A cornerstone of optimal health and well-being, sleep provides our bodies with the opportunity to rejuvenate through vital restorative functions. As we slumber, we emerge revitalized and invigorated, ready to tackle the day ahead. Yet, the presence of sleep disorders and snoring can throw this equilibrium off-kilter, compromising both our sleep quality and oxygen supply.

The Link Between Sleep Apnea and Low Oxygen Levels

Sleep apnea is a prevalent sleep disorder characterized by pauses in breathing or shallow breaths during sleep. These interruptions can last for a few seconds to minutes, occurring multiple times throughout the night. One of the key consequences of sleep apnea is the decrease in oxygen levels in the body, a condition known as hypoxia.

The repeated episodes of disrupted breathing in sleep apnea can lead to a decrease in the amount of oxygen reaching vital organs and tissues, including the brain, heart, and arteries. This oxygen deprivation can have serious implications for our health, particularly our cardiovascular system.

The Impact of Low Oxygen Levels on Cardiovascular Health

Research suggests that sleep apnea, with its associated low oxygen levels, is a significant risk factor for coronary artery disease (CAD). The reasons behind this correlation are multifaceted.

Inflammation: Fragmented sleep resulting from sleep apnea can trigger inflammation in the body. Inflammation is a key driver of atherosclerosis, the buildup of plaque in the arteries, which can lead to CAD. Additionally, chronic inflammation can also contribute to other cardiovascular conditions, such as hypertension and stroke.
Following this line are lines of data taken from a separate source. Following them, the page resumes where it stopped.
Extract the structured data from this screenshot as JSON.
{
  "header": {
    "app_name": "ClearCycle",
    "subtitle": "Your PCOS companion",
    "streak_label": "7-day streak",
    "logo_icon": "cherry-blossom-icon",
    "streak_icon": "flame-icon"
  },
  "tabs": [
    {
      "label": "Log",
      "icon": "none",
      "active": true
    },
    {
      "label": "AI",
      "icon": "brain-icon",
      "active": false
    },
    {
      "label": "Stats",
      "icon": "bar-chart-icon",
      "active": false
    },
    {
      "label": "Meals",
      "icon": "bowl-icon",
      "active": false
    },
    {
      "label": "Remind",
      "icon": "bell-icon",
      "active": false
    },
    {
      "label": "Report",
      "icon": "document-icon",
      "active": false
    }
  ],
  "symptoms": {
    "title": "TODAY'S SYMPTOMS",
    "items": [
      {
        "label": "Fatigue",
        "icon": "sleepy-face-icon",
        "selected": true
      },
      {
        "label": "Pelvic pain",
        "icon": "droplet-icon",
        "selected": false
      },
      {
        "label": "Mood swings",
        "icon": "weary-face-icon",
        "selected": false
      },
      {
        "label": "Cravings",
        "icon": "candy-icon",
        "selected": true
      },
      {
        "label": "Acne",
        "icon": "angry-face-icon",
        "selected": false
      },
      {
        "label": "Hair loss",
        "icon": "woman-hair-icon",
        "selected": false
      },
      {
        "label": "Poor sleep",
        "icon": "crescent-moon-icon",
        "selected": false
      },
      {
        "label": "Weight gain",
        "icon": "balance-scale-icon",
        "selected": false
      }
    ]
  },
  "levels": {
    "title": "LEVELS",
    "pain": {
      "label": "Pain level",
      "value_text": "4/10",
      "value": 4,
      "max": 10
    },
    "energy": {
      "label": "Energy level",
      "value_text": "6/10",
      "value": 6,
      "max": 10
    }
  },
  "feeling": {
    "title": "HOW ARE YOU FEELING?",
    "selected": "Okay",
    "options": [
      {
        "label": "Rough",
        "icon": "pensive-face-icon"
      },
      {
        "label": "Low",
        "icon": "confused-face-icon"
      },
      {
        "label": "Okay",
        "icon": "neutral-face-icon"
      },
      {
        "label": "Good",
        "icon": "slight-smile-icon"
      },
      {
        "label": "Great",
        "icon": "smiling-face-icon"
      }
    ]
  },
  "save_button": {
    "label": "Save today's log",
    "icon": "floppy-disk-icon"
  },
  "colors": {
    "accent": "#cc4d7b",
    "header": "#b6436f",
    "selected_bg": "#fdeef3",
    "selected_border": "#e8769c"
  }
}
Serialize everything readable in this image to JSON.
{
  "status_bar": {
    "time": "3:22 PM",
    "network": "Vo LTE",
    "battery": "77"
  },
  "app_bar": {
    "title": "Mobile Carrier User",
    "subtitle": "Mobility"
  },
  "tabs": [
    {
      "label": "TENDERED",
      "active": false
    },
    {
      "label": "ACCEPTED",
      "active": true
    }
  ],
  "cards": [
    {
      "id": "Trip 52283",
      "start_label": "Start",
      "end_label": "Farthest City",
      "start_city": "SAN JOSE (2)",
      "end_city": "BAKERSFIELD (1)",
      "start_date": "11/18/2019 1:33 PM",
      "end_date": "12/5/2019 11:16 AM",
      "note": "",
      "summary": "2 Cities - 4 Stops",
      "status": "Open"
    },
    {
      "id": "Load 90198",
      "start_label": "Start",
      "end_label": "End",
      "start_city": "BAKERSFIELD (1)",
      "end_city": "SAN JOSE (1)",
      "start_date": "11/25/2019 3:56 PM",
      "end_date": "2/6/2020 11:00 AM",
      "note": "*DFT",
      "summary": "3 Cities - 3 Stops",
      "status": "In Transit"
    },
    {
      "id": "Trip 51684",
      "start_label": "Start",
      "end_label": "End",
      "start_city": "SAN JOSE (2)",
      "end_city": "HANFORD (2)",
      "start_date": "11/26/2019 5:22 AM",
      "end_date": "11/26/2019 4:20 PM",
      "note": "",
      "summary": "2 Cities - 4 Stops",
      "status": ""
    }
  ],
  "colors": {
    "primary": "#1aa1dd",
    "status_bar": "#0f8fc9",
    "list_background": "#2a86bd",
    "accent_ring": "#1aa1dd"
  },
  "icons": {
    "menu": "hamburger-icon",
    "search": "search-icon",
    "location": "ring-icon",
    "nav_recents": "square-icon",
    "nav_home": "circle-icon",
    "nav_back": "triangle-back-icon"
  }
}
Intrathoracic Pressure Swings: Sleep apnea causes fluctuations in intrathoracic pressure, affecting the pressure within the heart and its chambers. These pressure swings can strain the cardiovascular system, leading to increased stress on the heart and potentially compromising its function over time.

Endothelial Dysfunction: Endothelial cells line the inner walls of blood vessels, including arteries. Low oxygen levels associated with sleep apnea can impair the function of these cells, leading to endothelial dysfunction. This dysfunction is a precursor to the development of atherosclerosis and other cardiovascular diseases.

Managing Sleep Apnea and Improving Oxygen Levels

If you suspect that you may have sleep apnea or are experiencing symptoms such as chronic snoring, excessive daytime sleepiness, or morning headaches, it is essential to seek medical evaluation. A healthcare professional specializing in sleep medicine can diagnose sleep apnea through a comprehensive evaluation, which may include a sleep study or polysomnography.

Effective management of sleep apnea can significantly improve oxygen levels and reduce the associated cardiovascular risks. Treatment options may include:

Proper sleep is essential for our overall health, and sleep disorders such as sleep apnea can significantly impact our oxygen levels. The relationship between lack of sleep, low oxygen levels, and cardiovascular health, particularly in the context of sleep apnea, highlights the importance of identifying and managing sleep disorders promptly.

By seeking medical evaluation and adhering to appropriate treatment options, individuals with sleep apnea can improve their oxygen levels, reduce cardiovascular risks, and enhance their overall well-being. Remember, a good night’s sleep is not just a luxury-it’s a vital component of a healthy life.